EXERCISE:
Within the entries below, find the lines that hold "Previous" and report only how many there are.

EXERCISE MATERIALS:

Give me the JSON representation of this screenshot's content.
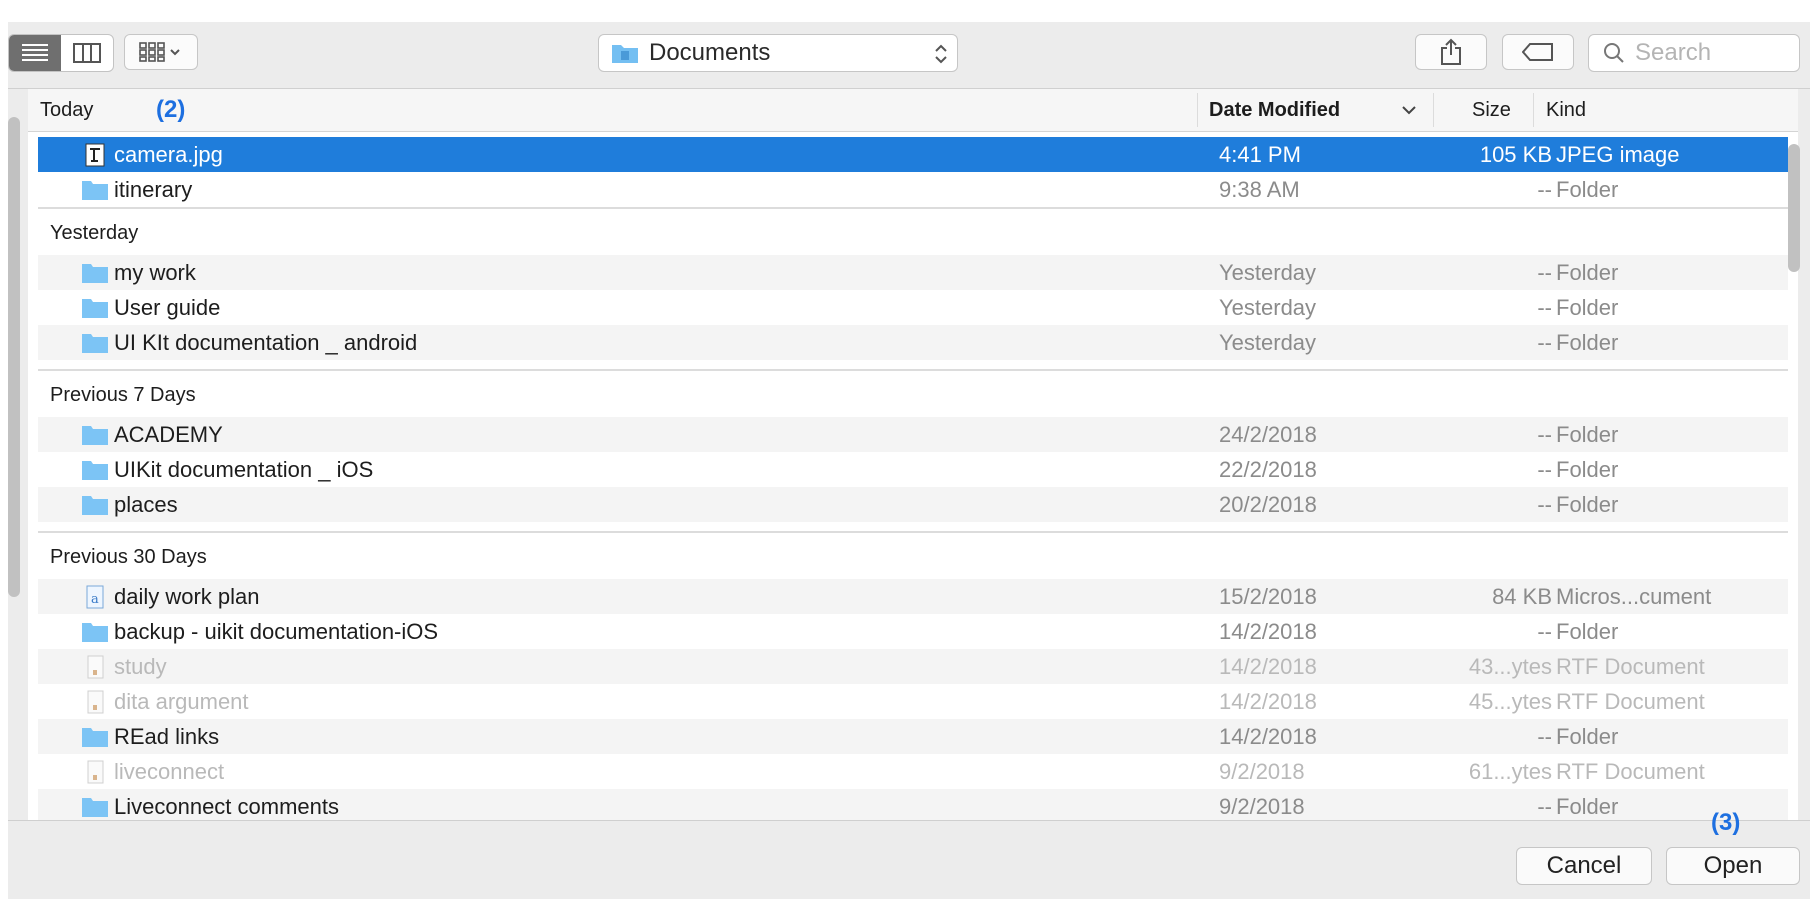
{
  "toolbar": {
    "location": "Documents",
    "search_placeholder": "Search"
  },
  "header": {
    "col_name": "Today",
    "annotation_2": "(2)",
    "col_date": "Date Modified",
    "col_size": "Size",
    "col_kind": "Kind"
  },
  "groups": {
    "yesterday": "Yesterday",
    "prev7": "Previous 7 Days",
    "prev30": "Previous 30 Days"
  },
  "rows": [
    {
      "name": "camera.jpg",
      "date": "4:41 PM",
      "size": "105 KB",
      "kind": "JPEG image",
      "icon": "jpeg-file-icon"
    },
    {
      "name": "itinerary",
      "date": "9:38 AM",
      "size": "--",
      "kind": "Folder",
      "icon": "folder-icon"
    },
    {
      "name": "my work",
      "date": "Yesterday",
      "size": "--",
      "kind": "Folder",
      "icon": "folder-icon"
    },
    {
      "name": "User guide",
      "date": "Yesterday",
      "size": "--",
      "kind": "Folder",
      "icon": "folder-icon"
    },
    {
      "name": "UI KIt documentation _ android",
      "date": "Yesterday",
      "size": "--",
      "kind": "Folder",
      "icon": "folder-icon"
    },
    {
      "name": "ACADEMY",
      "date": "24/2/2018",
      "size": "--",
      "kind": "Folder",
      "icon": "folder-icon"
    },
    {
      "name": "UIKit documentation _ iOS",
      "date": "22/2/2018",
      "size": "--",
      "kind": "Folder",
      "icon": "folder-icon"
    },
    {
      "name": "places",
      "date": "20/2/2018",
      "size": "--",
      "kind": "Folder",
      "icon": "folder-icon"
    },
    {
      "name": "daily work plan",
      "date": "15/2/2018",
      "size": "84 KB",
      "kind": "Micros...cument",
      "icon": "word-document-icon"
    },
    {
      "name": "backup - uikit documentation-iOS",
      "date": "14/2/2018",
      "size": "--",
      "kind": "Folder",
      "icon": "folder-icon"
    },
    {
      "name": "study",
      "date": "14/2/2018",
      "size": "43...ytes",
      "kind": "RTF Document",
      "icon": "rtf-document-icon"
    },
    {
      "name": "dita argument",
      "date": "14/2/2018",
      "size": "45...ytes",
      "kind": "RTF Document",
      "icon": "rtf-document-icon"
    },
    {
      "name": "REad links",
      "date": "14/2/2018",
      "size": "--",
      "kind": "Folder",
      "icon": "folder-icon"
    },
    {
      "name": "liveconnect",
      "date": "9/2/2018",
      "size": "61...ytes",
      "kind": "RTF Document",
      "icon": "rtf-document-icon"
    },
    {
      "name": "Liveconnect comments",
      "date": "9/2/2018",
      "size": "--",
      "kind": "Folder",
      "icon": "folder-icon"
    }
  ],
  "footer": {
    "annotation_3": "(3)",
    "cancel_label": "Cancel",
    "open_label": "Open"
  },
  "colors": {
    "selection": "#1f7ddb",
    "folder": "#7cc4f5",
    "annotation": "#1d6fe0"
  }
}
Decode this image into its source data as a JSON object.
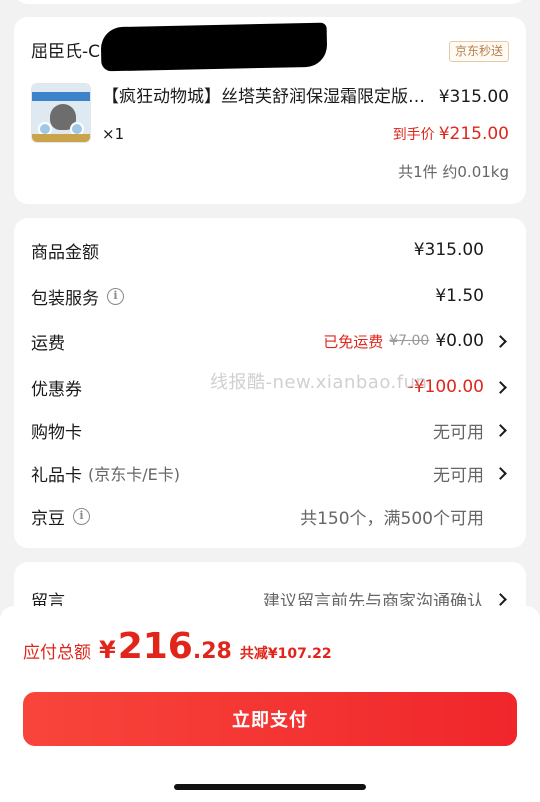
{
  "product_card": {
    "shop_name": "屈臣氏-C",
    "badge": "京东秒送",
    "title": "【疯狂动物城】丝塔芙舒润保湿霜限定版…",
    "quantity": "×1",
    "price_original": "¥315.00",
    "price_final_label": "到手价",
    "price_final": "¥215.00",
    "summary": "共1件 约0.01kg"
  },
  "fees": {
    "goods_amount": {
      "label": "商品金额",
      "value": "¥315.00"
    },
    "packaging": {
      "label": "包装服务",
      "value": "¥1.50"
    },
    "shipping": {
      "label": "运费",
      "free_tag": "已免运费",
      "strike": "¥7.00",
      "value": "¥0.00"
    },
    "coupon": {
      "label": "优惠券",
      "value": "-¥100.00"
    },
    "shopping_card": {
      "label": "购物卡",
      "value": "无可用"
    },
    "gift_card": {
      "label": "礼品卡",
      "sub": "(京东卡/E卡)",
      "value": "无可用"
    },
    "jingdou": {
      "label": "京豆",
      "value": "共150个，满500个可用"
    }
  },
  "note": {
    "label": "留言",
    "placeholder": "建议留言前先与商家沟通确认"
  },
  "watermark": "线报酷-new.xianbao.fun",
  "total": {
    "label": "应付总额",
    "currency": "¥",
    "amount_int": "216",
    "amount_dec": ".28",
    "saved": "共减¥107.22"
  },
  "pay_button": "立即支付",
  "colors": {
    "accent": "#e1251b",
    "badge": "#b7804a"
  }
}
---
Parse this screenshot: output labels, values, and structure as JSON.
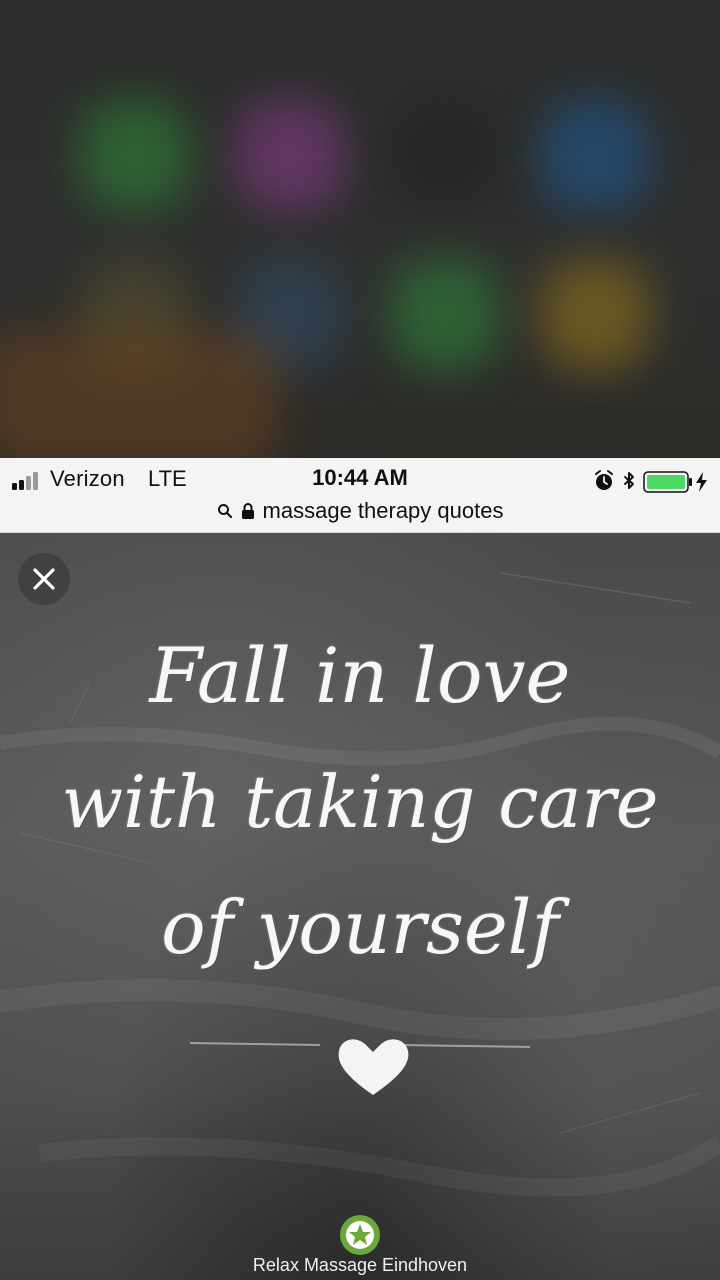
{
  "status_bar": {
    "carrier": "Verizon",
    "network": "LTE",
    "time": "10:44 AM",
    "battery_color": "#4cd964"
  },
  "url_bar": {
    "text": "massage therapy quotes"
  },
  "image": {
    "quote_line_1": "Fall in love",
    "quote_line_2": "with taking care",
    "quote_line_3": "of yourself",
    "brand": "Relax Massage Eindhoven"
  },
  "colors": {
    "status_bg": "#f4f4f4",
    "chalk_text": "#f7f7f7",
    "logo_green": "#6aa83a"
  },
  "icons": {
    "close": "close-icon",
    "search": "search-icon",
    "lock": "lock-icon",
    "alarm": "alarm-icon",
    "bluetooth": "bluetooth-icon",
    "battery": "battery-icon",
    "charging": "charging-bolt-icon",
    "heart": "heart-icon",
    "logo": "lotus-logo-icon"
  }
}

RESPONSE AREA:
2